Developing artificial intelligence safely requires laws and safety countermeasures because there are numerous issues and dangers that AIs can present. Even with all these reasons to regulate the development of AI, many people still do not believe it is necessary, with others even advocating for letting companies and engineers develop AIs without boundaries. Technological development is growing exponentially, and along with it comes many risks, which increases at the same rate, if not faster. Still, people claim that because these possible issues and dangers are only contingencies and because there is no real data to base these ideas off of, the ideas are only possible theories that may happen at a very low chance if any at all. This is clearly the wrong way of thinking. When dealing with AI, one must be proactive rather than reactive (Future of Life Institute), meaning rules must be established before AI reach human and superhuman intelligence to ensure that humanity will not lose to machines. If rules are established after, the designed AI will have more freedom than is safe and could have all sorts of hazardous applications.

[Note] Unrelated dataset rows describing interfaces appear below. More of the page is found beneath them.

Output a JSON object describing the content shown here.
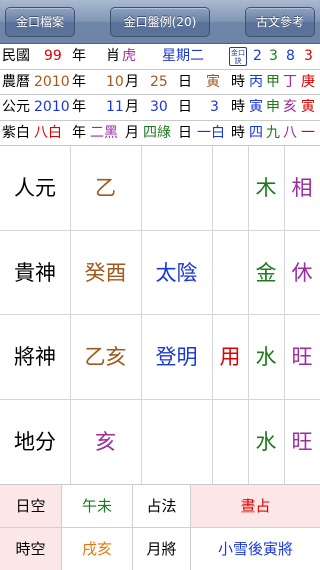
{
  "nav": {
    "left_label": "金口檔案",
    "title": "金口盤例(20)",
    "right_label": "古文參考"
  },
  "calendar": {
    "row1": {
      "era": "民國",
      "year_num": "99",
      "year_unit": "年",
      "zodiac_prefix": "肖",
      "zodiac": "虎",
      "weekday": "星期二",
      "seal": "金口 訣",
      "nums": [
        "2",
        "3",
        "8",
        "3"
      ]
    },
    "row2": {
      "label": "農曆",
      "year": "2010",
      "year_unit": "年",
      "month": "10",
      "month_unit": "月",
      "day": "25",
      "day_unit": "日",
      "hour_branch": "寅",
      "hour_unit": "時",
      "pillars": [
        "丙",
        "甲",
        "丁",
        "庚"
      ]
    },
    "row3": {
      "label": "公元",
      "year": "2010",
      "year_unit": "年",
      "month": "11",
      "month_unit": "月",
      "day": "30",
      "day_unit": "日",
      "hour": "3",
      "hour_unit": "時",
      "pillars": [
        "寅",
        "申",
        "亥",
        "寅"
      ]
    },
    "row4": {
      "label": "紫白",
      "year_star": "八白",
      "year_unit": "年",
      "month_star": "二黑",
      "month_unit": "月",
      "day_star": "四綠",
      "day_unit": "日",
      "hour_star": "一白",
      "hour_unit": "時",
      "extra": [
        "四",
        "九",
        "八",
        "一"
      ]
    }
  },
  "grid": {
    "rows": [
      {
        "label": "人元",
        "c1": "乙",
        "c2": "",
        "c3": "",
        "c4": "木",
        "c5": "相"
      },
      {
        "label": "貴神",
        "c1": "癸酉",
        "c2": "太陰",
        "c3": "",
        "c4": "金",
        "c5": "休"
      },
      {
        "label": "將神",
        "c1": "乙亥",
        "c2": "登明",
        "c3": "用",
        "c4": "水",
        "c5": "旺"
      },
      {
        "label": "地分",
        "c1": "亥",
        "c2": "",
        "c3": "",
        "c4": "水",
        "c5": "旺"
      }
    ]
  },
  "bottom": {
    "row1": {
      "a": "日空",
      "b": "午未",
      "c": "占法",
      "d": "晝占"
    },
    "row2": {
      "a": "時空",
      "b": "戌亥",
      "c": "月將",
      "d": "小雪後寅將"
    }
  },
  "colors": {
    "red": "#e00000",
    "blue": "#1a37d8",
    "brown": "#a05a1e",
    "green": "#1f7a1f",
    "purple": "#9b2da0",
    "orange": "#e07a10"
  }
}
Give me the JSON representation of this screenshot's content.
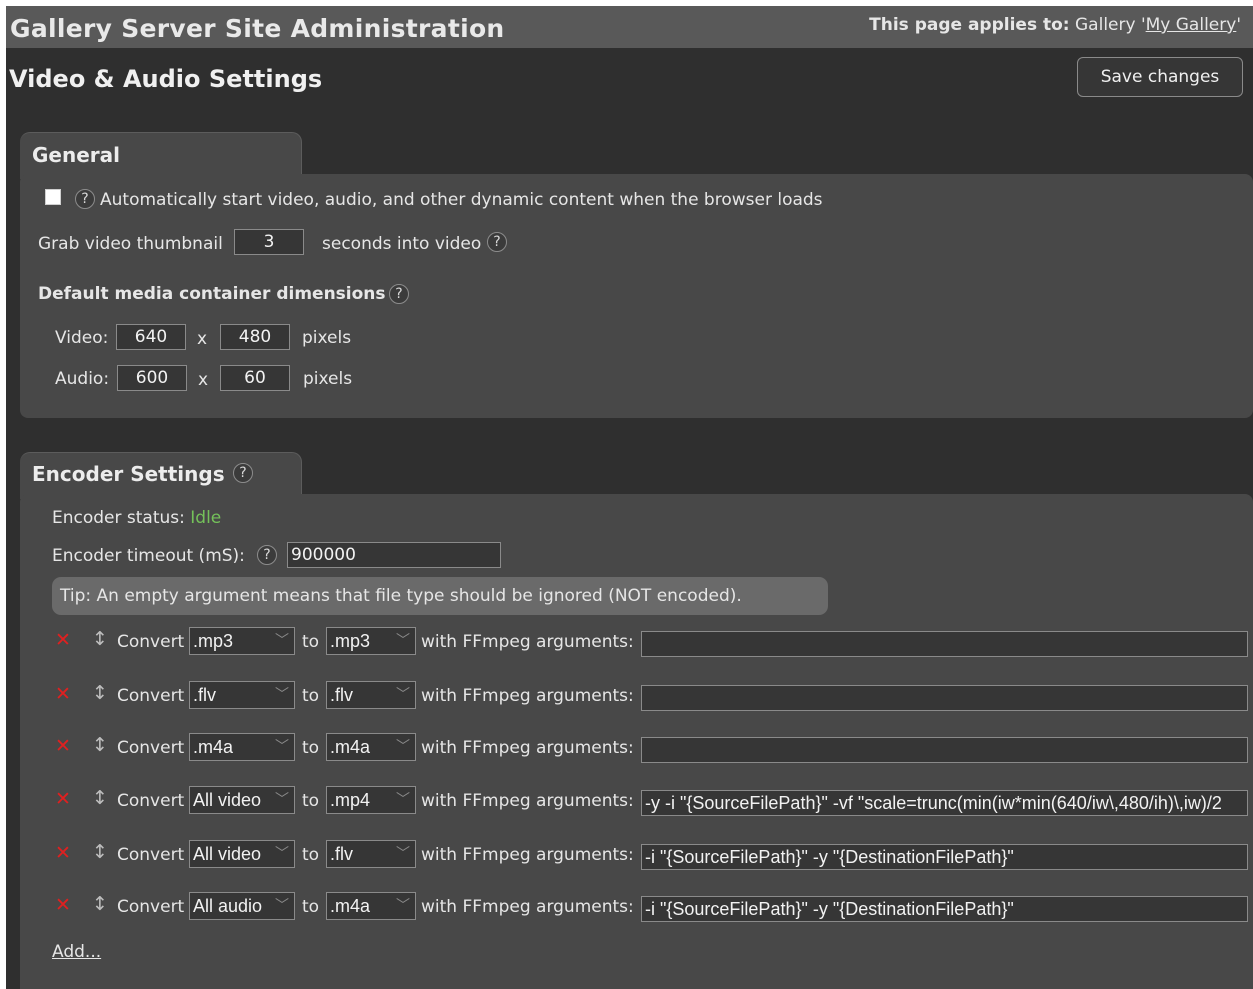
{
  "header": {
    "app_title": "Gallery Server Site Administration",
    "applies_prefix": "This page applies to:",
    "applies_gallery_word": "Gallery",
    "gallery_name": "My Gallery"
  },
  "page": {
    "title": "Video & Audio Settings",
    "save_label": "Save changes"
  },
  "general": {
    "tab_label": "General",
    "autostart_checked": false,
    "autostart_label": "Automatically start video, audio, and other dynamic content when the browser loads",
    "thumb_label": "Grab video thumbnail",
    "thumb_value": "3",
    "thumb_suffix": "seconds into video",
    "dims_heading": "Default media container dimensions",
    "video_label": "Video:",
    "video_width": "640",
    "video_height": "480",
    "audio_label": "Audio:",
    "audio_width": "600",
    "audio_height": "60",
    "x_sep": "x",
    "pixels_label": "pixels"
  },
  "encoder": {
    "tab_label": "Encoder Settings",
    "status_label": "Encoder status:",
    "status_value": "Idle",
    "status_color": "#74c15a",
    "timeout_label": "Encoder timeout (mS):",
    "timeout_value": "900000",
    "tip": "Tip: An empty argument means that file type should be ignored (NOT encoded).",
    "convert_label": "Convert",
    "to_label": "to",
    "with_label": "with FFmpeg arguments:",
    "rows": [
      {
        "from": ".mp3",
        "to": ".mp3",
        "args": ""
      },
      {
        "from": ".flv",
        "to": ".flv",
        "args": ""
      },
      {
        "from": ".m4a",
        "to": ".m4a",
        "args": ""
      },
      {
        "from": "All video",
        "to": ".mp4",
        "args": "-y -i \"{SourceFilePath}\" -vf \"scale=trunc(min(iw*min(640/iw\\,480/ih)\\,iw)/2"
      },
      {
        "from": "All video",
        "to": ".flv",
        "args": "-i \"{SourceFilePath}\" -y \"{DestinationFilePath}\""
      },
      {
        "from": "All audio",
        "to": ".m4a",
        "args": "-i \"{SourceFilePath}\" -y \"{DestinationFilePath}\""
      }
    ],
    "add_label": "Add..."
  },
  "icons": {
    "help": "question-circle-icon",
    "delete": "red-x-icon",
    "drag": "updown-arrow-icon",
    "chevron": "chevron-down-icon"
  },
  "colors": {
    "background": "#2f2f2f",
    "panel": "#484848",
    "topbar": "#595959",
    "delete": "#e02020"
  }
}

Additionally, some believe that AI deserves to be treated on the same level as humans, saying restrictions and regulations are immoral and will make coexistence impossible. What people can forget is the fact that computers lack the quality that makes humans human: compassion. Once AGI and ASI are reached, computers will be vastly superior to humans in almost any field. Just like humans look down at other animals as lesser beings and dominate other species, computers will do the same given the opportunity (Bostrom). Keeping this in mind, it becomes clear that humans must always be in control. The ideal relationship humans would want to have with AI is similar to that of humans and their pets. The pet is able to enjoy many freedoms and lives happily, yet the human still retains full control over the pet. In order to make safe and beneficial AI and achieve this relationship, there must be many regulations. However, what can high school students do to implement AI laws? Though we cannot pass legislation, we represent the future. Therefore it is our job to spread awareness in hopes of action. Once more people realize AI comes with a cost, they may be compelled to put regulations in place. Of course, at the end of the day, it is still too early to predict what challenges AI will bring exactly. There are educated ideas, and it is essential to begin considering these ideas because this planning could save the future of humanity.